Task directions: Within this material, find every line where the string "style" appears, and copy it out.

Records for processing:

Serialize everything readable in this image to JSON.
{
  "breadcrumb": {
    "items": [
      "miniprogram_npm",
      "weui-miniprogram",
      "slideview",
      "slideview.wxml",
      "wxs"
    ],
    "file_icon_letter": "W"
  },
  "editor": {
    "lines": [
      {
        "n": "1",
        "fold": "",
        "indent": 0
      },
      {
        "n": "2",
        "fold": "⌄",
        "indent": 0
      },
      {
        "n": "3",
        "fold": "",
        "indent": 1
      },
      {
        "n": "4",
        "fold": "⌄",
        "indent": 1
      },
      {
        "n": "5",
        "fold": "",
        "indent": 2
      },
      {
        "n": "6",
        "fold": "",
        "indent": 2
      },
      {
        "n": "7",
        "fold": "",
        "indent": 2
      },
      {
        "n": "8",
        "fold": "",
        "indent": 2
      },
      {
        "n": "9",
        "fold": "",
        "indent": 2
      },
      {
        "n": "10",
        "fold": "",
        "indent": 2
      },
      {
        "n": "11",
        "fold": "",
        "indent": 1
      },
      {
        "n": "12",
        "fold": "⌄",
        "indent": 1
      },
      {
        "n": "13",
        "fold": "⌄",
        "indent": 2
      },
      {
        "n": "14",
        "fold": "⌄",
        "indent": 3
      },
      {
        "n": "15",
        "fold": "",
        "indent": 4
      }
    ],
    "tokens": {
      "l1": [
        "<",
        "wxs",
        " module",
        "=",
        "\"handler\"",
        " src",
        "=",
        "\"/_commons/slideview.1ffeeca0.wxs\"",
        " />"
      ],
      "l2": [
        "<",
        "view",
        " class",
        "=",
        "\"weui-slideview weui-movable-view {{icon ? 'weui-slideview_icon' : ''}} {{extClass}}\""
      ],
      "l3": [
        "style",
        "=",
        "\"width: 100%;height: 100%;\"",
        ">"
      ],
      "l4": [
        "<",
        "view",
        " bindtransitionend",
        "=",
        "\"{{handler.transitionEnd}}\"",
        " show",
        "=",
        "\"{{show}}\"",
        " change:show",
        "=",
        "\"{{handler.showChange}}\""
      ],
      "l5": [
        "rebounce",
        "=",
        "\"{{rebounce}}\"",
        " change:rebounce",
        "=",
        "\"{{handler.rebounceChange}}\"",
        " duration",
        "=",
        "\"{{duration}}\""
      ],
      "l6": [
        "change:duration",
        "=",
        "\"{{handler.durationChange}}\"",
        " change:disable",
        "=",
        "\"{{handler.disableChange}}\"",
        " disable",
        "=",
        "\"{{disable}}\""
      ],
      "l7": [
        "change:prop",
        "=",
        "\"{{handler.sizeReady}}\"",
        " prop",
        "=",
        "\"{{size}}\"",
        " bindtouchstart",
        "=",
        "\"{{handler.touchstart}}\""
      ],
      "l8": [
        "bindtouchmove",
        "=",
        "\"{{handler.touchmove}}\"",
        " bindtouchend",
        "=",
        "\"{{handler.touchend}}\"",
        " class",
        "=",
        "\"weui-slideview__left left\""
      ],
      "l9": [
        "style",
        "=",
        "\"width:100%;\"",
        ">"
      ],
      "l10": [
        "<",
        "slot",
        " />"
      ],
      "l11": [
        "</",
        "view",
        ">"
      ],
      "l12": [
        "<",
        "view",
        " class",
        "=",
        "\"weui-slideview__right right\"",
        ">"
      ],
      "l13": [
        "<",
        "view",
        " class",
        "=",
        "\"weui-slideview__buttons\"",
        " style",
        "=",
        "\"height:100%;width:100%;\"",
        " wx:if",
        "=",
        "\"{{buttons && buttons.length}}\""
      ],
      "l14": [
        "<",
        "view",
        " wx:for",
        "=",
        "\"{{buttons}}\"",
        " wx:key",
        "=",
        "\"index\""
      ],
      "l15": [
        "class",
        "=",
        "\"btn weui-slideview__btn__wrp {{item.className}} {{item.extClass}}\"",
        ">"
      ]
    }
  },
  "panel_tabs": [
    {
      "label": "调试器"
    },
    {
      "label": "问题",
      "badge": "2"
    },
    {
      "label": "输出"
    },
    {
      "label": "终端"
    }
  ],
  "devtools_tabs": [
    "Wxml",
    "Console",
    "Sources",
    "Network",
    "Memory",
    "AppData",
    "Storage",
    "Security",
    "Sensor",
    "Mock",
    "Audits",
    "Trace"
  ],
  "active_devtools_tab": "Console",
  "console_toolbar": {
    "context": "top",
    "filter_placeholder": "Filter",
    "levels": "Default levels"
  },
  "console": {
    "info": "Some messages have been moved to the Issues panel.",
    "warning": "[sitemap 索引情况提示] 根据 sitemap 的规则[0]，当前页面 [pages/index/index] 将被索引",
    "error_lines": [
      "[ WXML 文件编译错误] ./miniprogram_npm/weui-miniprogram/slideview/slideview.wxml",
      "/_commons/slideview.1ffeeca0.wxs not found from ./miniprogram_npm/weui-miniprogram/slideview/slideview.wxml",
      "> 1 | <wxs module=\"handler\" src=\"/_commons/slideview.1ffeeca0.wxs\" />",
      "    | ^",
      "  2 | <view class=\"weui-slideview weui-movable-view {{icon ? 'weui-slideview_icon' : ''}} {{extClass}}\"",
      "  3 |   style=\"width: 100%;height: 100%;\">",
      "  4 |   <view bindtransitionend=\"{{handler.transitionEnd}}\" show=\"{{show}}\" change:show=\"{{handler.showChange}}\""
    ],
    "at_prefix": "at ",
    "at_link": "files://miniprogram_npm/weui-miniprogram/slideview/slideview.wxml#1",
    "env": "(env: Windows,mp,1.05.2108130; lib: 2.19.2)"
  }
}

Task output:
        "style",
        "style",
        " style",
      "  3 |   style=\"width: 100%;height: 100%;\">",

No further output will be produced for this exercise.